After three days of hearings examining the Jan. 6 riot at the U.S. Capitol, a new poll found that a majority of Americans say that former President Donald Trump should face charges for his role in the insurrection.
The new ABC News/Ipsos survey, published on Sunday, found that 58% of respondents believe that the former President should be charged with a crime for his role in the Jan. 6 attack, up from 52% in an ABC News/Washington Post poll from earlier this year.
The poll comes as the House Select Committee continues to hold its public hearings investigating the deadly Jan. 6 insurrection, with the next hearing set for Tuesday.
The poll surveyed 545 adults after the third day of hearings, which detailed how Trump turned his supporters against the then-Vice President, Mike Pence. Among those surveyed, 28% were Democrats, 26% were Republicans and 40% were independents.
The results of the survey are mostly divided along party lines, with more than 90% of Democrats saying that Trump bears a “great deal” or “good amount” of responsibility for the attack on the capital, compared with only 21% of republicans.
More than 60% of independents polled say that the former president should be charged.
The survey comes amid multiple reports in recent weeks that the panel is split over whether or not to make a criminal referral to the Department of Justice. Earlier this month, members of the panel said that they have collected enough evidence for the department to consider an indictment.
The panel’s chairman, Rep. Bennie Thompson, D-Miss., made waves last week when he told reporters that making a criminal referral is “not our job.”
“Our job is to look at the facts and the circumstances around January 6th, what caused it, and make recommendations after that,” he said.
Minutes later, vice chair Liz Cheney, R-Wyo., took to Twitter to say that the panel “has not issued a conclusion regarding potential criminal referrals. We will announce a decision on that at an appropriate time.”
In an interview with Spectrum News, Florida Rep. Stephanie Murphy, a member of the panel, said that’s up to the Justice Department to decide.
“My job on the committee is to lay out all of the facts and to provide legislative recommendations,” Murphy said, adding: "The Department of Justice will make their decisions as to whether or not they need to launch criminal investigations ... I'm happy to leave them to do their job and I'm going to focus on mine."
California Rep. Adam Schiff, another member of the panel, echoed similar sentiments in a separate interview with Spectrum News.
“It'll be the Justice Department's job to decide if laws were broken and who should be prosecuted,” the California Democrat said.

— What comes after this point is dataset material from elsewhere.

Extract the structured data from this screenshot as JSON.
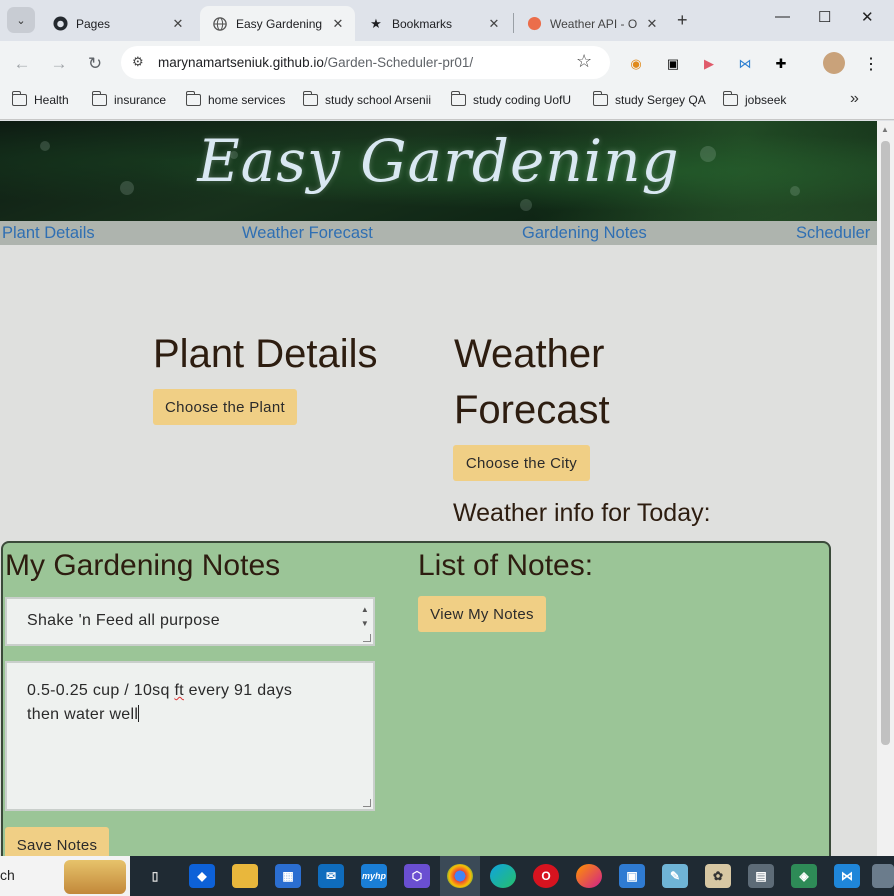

“We haven't made a decision,” Schiff said. “We will, I think, when the hearings are over, begin those discussions about whether to make criminal referrals if we do what kind of referrals and against what individuals. So we're going across the bridge when we come to it.
“But it's also I think, important for the public to understand that the Justice Department doesn't sit around waiting for Congress to refer criminal matters,” he continued. “If they believe a crime has been committed, it's their obligation to investigate.”
Though the hearings have already attracted millions of viewers, only 34% of those surveyed said they are following the committee's investigation, with just 9% saying they are following it closely.
Respondents were then asked about the hearing itself and whether the committee was conducting a fair and impartial investigation.
A majority of Democrats in the survey believed the hearings were fair and impartial, compared with only a third of Republicans. Among independents, 63% said the committee is fair and impartial.
Whether the hearings will have an impact on the upcoming midterms is still uncertain, with around half – 51% – of the respondents stating that the hearings have made no difference in how they plan to vote in the upcoming midterm elections.